After a pretty spectacular game of ball one day, our groups took form and headed home. As we neared Connie’s house I saw something extraordinary, miraculous even. I was so at awe that I slowed behind the group to allow myself to process. There, before our eyes, was Rito. He wore his black tank-top, jeans, and Adidas sneakers and was washing the roof of his car. I thought Jesus must have returned and now we had all gone to Heaven.
Connie yelled to him. “Rito, I’m home! Me and my friends are going inside.”
“Alright, whatever,” he said, still scrubbing his roof.
I was dumbfounded. I watched his every movement and tried to understand how it was possible. I turned to my friend Vince.
“Didn’t he say he was supposed to die?”
“I dunno, did he?”
“Yeah, in the auditorium. Remember? Last year?”
“Oh.” He thought a moment. “No, I don’t remember that.”
“Really?” Now I was not so sure. Maybe I was wrong. But I knew what I heard him say, I remembered his face, the way he clenched his fist when he said, “I am going to die.” He must have undergone some kind of medical miracle that extended his life another year. This had to mean that by now it could be any day. Any day, Rito, I thought and felt sorry for him all over again.
Of course, another year went by and I still found him washing and fixing his car on his oil-stained driveway. His sup man’s started to annoy me due to their belligerent disregard to the sanctity of life. What a jerk, I thought. How can he just be so casual?
Another year passed. Sup man’s flowed like water.
Then one day I realized what really happened on that gloomy fourth-grade day. The real Rito Alatorre shared his declarative death-speech, and as soon as he left the stage his twin brother, whom I never knew about, assumed his place in life. The real Rito truly died, perhaps later that evening on the night of his speech. I imagined him laid out on a warm bed aside a warm cup of hot chocolate. I imagined Connie and her sisters and mother crying, and Rito’s twin brother and Father rolling up their sleeves and getting ready to do what they knew they needed to after his passing: bury the legend.
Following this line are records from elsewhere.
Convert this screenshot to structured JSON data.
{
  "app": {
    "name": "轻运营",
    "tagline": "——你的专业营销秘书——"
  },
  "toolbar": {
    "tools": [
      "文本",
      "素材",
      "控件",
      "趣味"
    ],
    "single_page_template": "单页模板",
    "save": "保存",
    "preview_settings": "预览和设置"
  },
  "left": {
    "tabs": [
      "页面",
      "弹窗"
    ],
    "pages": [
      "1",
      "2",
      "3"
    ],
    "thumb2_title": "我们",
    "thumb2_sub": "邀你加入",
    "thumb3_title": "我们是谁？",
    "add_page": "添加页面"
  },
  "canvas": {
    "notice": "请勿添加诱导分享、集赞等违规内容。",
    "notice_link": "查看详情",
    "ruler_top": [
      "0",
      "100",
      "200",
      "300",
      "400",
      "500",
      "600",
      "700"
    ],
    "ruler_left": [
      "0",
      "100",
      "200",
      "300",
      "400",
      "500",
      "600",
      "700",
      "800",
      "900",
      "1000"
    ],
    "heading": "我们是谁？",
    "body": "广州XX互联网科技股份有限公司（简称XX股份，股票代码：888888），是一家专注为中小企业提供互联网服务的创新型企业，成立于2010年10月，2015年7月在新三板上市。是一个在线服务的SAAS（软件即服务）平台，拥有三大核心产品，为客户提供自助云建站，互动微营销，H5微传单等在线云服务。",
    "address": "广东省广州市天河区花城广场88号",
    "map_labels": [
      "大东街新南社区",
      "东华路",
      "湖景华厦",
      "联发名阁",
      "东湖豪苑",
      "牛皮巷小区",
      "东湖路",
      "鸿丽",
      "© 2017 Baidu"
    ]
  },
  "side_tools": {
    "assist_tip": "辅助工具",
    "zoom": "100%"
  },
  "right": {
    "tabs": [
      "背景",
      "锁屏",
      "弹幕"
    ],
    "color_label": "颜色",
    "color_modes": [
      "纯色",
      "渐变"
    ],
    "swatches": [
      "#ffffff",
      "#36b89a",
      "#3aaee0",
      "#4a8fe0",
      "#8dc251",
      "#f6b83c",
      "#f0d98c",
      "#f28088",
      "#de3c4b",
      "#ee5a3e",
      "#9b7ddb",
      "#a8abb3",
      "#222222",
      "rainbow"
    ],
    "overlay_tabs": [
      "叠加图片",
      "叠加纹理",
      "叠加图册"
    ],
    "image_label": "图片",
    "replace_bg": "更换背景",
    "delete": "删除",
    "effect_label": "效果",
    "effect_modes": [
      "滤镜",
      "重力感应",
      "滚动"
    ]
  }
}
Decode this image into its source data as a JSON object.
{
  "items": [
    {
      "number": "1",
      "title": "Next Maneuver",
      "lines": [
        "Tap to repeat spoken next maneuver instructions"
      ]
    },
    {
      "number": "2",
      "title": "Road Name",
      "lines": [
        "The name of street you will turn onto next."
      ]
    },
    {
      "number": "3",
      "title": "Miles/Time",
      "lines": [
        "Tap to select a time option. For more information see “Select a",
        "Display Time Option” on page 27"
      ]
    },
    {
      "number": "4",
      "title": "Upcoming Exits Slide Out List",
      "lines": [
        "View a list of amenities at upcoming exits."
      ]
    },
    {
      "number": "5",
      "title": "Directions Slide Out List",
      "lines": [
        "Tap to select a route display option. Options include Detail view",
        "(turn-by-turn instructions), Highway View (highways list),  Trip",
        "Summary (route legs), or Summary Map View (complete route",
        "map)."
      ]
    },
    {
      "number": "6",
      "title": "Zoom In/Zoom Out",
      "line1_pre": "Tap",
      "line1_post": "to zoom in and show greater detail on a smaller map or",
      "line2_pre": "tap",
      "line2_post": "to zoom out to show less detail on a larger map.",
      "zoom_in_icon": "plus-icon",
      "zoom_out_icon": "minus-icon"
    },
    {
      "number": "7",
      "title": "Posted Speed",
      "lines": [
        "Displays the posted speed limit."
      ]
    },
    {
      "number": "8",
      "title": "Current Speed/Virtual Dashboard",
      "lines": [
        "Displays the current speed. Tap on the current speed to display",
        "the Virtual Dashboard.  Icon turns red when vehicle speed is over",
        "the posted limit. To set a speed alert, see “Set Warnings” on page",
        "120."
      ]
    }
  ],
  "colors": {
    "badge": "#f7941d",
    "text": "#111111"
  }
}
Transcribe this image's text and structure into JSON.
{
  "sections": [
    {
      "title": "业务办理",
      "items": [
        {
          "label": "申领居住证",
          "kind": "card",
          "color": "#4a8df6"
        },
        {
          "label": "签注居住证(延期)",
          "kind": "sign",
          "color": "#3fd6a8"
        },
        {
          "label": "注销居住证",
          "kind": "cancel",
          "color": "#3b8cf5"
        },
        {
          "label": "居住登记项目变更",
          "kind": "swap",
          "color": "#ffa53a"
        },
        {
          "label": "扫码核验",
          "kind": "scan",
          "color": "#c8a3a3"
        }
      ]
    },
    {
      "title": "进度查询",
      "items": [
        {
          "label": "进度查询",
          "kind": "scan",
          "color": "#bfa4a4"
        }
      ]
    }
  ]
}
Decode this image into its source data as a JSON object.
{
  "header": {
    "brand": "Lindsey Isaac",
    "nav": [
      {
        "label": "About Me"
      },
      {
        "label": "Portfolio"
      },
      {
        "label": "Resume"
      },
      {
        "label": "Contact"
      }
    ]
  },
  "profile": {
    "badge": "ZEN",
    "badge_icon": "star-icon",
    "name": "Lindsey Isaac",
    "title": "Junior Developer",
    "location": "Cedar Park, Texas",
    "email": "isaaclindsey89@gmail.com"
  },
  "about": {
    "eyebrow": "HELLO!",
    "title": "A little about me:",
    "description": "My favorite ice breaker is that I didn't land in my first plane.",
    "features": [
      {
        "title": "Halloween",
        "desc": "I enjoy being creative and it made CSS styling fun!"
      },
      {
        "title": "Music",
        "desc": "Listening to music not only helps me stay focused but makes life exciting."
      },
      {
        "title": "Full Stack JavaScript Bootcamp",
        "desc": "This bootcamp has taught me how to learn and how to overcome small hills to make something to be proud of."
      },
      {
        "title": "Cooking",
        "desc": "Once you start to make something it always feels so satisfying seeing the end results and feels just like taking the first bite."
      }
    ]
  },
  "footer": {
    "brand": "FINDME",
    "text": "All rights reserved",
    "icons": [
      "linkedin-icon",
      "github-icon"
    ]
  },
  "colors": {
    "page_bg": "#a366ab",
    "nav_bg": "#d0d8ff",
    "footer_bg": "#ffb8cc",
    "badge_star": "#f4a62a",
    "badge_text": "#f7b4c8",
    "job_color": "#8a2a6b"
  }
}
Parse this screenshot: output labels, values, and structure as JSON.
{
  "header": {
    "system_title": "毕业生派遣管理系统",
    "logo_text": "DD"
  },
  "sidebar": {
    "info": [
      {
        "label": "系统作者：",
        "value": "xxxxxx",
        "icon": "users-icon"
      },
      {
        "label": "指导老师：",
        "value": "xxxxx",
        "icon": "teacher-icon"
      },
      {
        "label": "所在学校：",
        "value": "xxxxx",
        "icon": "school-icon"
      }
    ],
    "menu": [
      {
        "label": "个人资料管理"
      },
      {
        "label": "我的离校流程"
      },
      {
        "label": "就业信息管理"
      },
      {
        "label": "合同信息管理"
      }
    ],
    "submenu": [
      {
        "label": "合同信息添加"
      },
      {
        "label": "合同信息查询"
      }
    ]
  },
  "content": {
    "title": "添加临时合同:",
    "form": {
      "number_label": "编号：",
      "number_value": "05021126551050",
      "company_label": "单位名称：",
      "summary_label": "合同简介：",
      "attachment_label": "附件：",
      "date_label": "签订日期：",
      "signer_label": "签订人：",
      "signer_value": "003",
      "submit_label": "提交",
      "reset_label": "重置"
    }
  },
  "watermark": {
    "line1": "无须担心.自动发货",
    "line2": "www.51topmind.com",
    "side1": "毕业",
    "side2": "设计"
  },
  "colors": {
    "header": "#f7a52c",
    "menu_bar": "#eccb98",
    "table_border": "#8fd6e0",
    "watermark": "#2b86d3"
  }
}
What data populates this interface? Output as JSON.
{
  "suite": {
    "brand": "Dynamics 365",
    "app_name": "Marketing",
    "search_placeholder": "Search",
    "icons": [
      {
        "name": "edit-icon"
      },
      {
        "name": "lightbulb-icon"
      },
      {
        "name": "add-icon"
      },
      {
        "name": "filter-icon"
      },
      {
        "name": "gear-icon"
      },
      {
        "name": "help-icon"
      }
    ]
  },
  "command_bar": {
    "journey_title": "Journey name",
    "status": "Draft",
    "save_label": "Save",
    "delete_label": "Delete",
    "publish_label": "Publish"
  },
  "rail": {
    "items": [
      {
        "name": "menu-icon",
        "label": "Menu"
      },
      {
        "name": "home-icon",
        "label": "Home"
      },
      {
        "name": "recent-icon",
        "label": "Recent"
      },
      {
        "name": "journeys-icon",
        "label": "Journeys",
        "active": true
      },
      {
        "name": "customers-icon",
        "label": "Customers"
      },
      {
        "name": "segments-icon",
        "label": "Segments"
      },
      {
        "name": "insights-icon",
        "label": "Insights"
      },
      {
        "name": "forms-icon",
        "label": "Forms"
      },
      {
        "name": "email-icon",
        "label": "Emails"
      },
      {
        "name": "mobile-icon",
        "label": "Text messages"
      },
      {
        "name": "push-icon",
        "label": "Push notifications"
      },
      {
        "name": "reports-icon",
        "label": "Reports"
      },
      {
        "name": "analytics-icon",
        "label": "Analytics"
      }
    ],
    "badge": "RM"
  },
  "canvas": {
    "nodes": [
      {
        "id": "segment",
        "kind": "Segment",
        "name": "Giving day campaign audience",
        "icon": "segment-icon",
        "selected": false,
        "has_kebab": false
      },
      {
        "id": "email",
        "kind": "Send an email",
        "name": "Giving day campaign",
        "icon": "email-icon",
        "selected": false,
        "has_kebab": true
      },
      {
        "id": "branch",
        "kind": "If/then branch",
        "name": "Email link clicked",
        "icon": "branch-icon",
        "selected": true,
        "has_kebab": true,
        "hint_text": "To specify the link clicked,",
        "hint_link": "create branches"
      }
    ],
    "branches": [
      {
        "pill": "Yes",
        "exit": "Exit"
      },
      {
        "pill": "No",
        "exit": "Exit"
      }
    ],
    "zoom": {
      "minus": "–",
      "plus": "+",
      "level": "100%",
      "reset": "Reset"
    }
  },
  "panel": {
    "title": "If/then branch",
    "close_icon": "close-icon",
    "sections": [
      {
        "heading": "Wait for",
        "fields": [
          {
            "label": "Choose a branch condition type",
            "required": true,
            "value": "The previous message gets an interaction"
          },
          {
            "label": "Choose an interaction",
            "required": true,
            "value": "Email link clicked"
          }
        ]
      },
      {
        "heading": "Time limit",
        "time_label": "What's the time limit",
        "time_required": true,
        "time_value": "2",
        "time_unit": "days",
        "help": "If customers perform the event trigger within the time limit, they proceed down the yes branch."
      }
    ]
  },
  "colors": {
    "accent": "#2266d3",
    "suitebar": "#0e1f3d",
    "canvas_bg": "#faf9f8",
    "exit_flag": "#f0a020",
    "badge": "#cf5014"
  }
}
Several years later I saw Connie at the grocery store. It had been almost four years but the sight of her instantly made me think of Rito. In that moment, I felt betrayed. I felt frustrated and bothered, and all because I thought going to the store for a bottle of Sprite was a good idea. I remember the pieces falling together in my mind. I get it now, I thought. My school coaxed a young man to convince a room full of children not to smoke by telling them that he was going to die.
Today, Rito Alatorre has a wife and kids and they still live down the street from me.